Four appear for alleged Mangaung bombing plot
Four men connected to an alleged right wing threat "directed" at the ANC's conference in Mangaung have arrived at the Bloemfontein magistrate's court.
The four accused are Mark Trollip, John Martin Keevy, Johan Hendrik Prinsloo and Hein Boonzaaier.
The men were surrounded by journalists and flashing cameras as they emerged from the dock on Tuesday morning.
The court proceedings are due to start shortly.
Boonzaaier and Prinsloo are both senior members of the newly established Federale Vryheids Party (FVP), the party’s national secretary Francois Cloete told the Mail and Guardian on Tuesday. It is unclear if Trollip and Keevy are members of the party.
Police have tied the four men, involved in an alleged right wing bomb plot, to the ANC’s elective conference.
Free State police spokesperson Brigadier Billy Jones confirmed to the M&G that the four will face one charge of high treason and two charges in terms of the terrorism Act. “The threat was definitely directed at the conference,” Jones said on Tuesday morning, “following further investigation and more evidence which came to light".
This followed reports on Monday from police that the arrest of the men was "totally" unrelated to the elective conference.
An intelligence source told the M&G on Monday that both crime intelligence and counter-intelligence were involved in the operation, which saw the suspects arrested in three separate operations in Limpopo, the Free State and the Northern Cape. Police searched the suspects' premises and seized evidence "linked to the ongoing investigation", Jones said.
The M&G understands the arrests followed information that a group of Afrikaner nationalists were planning to “cause disruptions … possibly bombing the Mangaung university".
Cloete told the M&G: "We as the Federal Freedom Party still believe they are innocent because the story of the police is constantly changing.
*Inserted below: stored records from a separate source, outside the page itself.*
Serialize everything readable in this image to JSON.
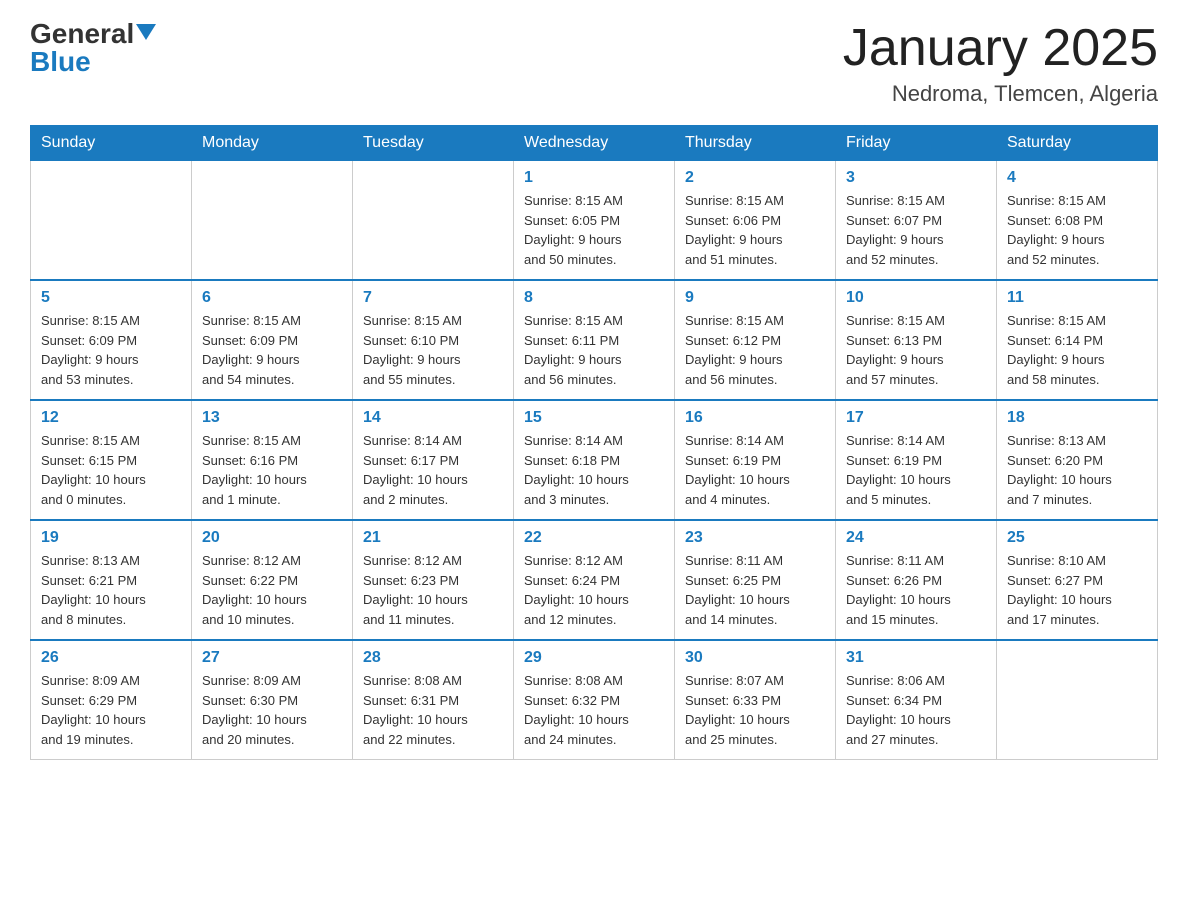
{
  "header": {
    "logo_general": "General",
    "logo_blue": "Blue",
    "month_title": "January 2025",
    "location": "Nedroma, Tlemcen, Algeria"
  },
  "days_of_week": [
    "Sunday",
    "Monday",
    "Tuesday",
    "Wednesday",
    "Thursday",
    "Friday",
    "Saturday"
  ],
  "weeks": [
    [
      {
        "day": "",
        "info": ""
      },
      {
        "day": "",
        "info": ""
      },
      {
        "day": "",
        "info": ""
      },
      {
        "day": "1",
        "info": "Sunrise: 8:15 AM\nSunset: 6:05 PM\nDaylight: 9 hours\nand 50 minutes."
      },
      {
        "day": "2",
        "info": "Sunrise: 8:15 AM\nSunset: 6:06 PM\nDaylight: 9 hours\nand 51 minutes."
      },
      {
        "day": "3",
        "info": "Sunrise: 8:15 AM\nSunset: 6:07 PM\nDaylight: 9 hours\nand 52 minutes."
      },
      {
        "day": "4",
        "info": "Sunrise: 8:15 AM\nSunset: 6:08 PM\nDaylight: 9 hours\nand 52 minutes."
      }
    ],
    [
      {
        "day": "5",
        "info": "Sunrise: 8:15 AM\nSunset: 6:09 PM\nDaylight: 9 hours\nand 53 minutes."
      },
      {
        "day": "6",
        "info": "Sunrise: 8:15 AM\nSunset: 6:09 PM\nDaylight: 9 hours\nand 54 minutes."
      },
      {
        "day": "7",
        "info": "Sunrise: 8:15 AM\nSunset: 6:10 PM\nDaylight: 9 hours\nand 55 minutes."
      },
      {
        "day": "8",
        "info": "Sunrise: 8:15 AM\nSunset: 6:11 PM\nDaylight: 9 hours\nand 56 minutes."
      },
      {
        "day": "9",
        "info": "Sunrise: 8:15 AM\nSunset: 6:12 PM\nDaylight: 9 hours\nand 56 minutes."
      },
      {
        "day": "10",
        "info": "Sunrise: 8:15 AM\nSunset: 6:13 PM\nDaylight: 9 hours\nand 57 minutes."
      },
      {
        "day": "11",
        "info": "Sunrise: 8:15 AM\nSunset: 6:14 PM\nDaylight: 9 hours\nand 58 minutes."
      }
    ],
    [
      {
        "day": "12",
        "info": "Sunrise: 8:15 AM\nSunset: 6:15 PM\nDaylight: 10 hours\nand 0 minutes."
      },
      {
        "day": "13",
        "info": "Sunrise: 8:15 AM\nSunset: 6:16 PM\nDaylight: 10 hours\nand 1 minute."
      },
      {
        "day": "14",
        "info": "Sunrise: 8:14 AM\nSunset: 6:17 PM\nDaylight: 10 hours\nand 2 minutes."
      },
      {
        "day": "15",
        "info": "Sunrise: 8:14 AM\nSunset: 6:18 PM\nDaylight: 10 hours\nand 3 minutes."
      },
      {
        "day": "16",
        "info": "Sunrise: 8:14 AM\nSunset: 6:19 PM\nDaylight: 10 hours\nand 4 minutes."
      },
      {
        "day": "17",
        "info": "Sunrise: 8:14 AM\nSunset: 6:19 PM\nDaylight: 10 hours\nand 5 minutes."
      },
      {
        "day": "18",
        "info": "Sunrise: 8:13 AM\nSunset: 6:20 PM\nDaylight: 10 hours\nand 7 minutes."
      }
    ],
    [
      {
        "day": "19",
        "info": "Sunrise: 8:13 AM\nSunset: 6:21 PM\nDaylight: 10 hours\nand 8 minutes."
      },
      {
        "day": "20",
        "info": "Sunrise: 8:12 AM\nSunset: 6:22 PM\nDaylight: 10 hours\nand 10 minutes."
      },
      {
        "day": "21",
        "info": "Sunrise: 8:12 AM\nSunset: 6:23 PM\nDaylight: 10 hours\nand 11 minutes."
      },
      {
        "day": "22",
        "info": "Sunrise: 8:12 AM\nSunset: 6:24 PM\nDaylight: 10 hours\nand 12 minutes."
      },
      {
        "day": "23",
        "info": "Sunrise: 8:11 AM\nSunset: 6:25 PM\nDaylight: 10 hours\nand 14 minutes."
      },
      {
        "day": "24",
        "info": "Sunrise: 8:11 AM\nSunset: 6:26 PM\nDaylight: 10 hours\nand 15 minutes."
      },
      {
        "day": "25",
        "info": "Sunrise: 8:10 AM\nSunset: 6:27 PM\nDaylight: 10 hours\nand 17 minutes."
      }
    ],
    [
      {
        "day": "26",
        "info": "Sunrise: 8:09 AM\nSunset: 6:29 PM\nDaylight: 10 hours\nand 19 minutes."
      },
      {
        "day": "27",
        "info": "Sunrise: 8:09 AM\nSunset: 6:30 PM\nDaylight: 10 hours\nand 20 minutes."
      },
      {
        "day": "28",
        "info": "Sunrise: 8:08 AM\nSunset: 6:31 PM\nDaylight: 10 hours\nand 22 minutes."
      },
      {
        "day": "29",
        "info": "Sunrise: 8:08 AM\nSunset: 6:32 PM\nDaylight: 10 hours\nand 24 minutes."
      },
      {
        "day": "30",
        "info": "Sunrise: 8:07 AM\nSunset: 6:33 PM\nDaylight: 10 hours\nand 25 minutes."
      },
      {
        "day": "31",
        "info": "Sunrise: 8:06 AM\nSunset: 6:34 PM\nDaylight: 10 hours\nand 27 minutes."
      },
      {
        "day": "",
        "info": ""
      }
    ]
  ]
}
The police must now finally confirm to the FVP what they have been arrested for."
The FVP was formed in October after it registered with the Independent Electoral Commission as a political party.
Cloete said that it was established to promote "self-determination of the Afrikaner/Boer people in a confederal political model".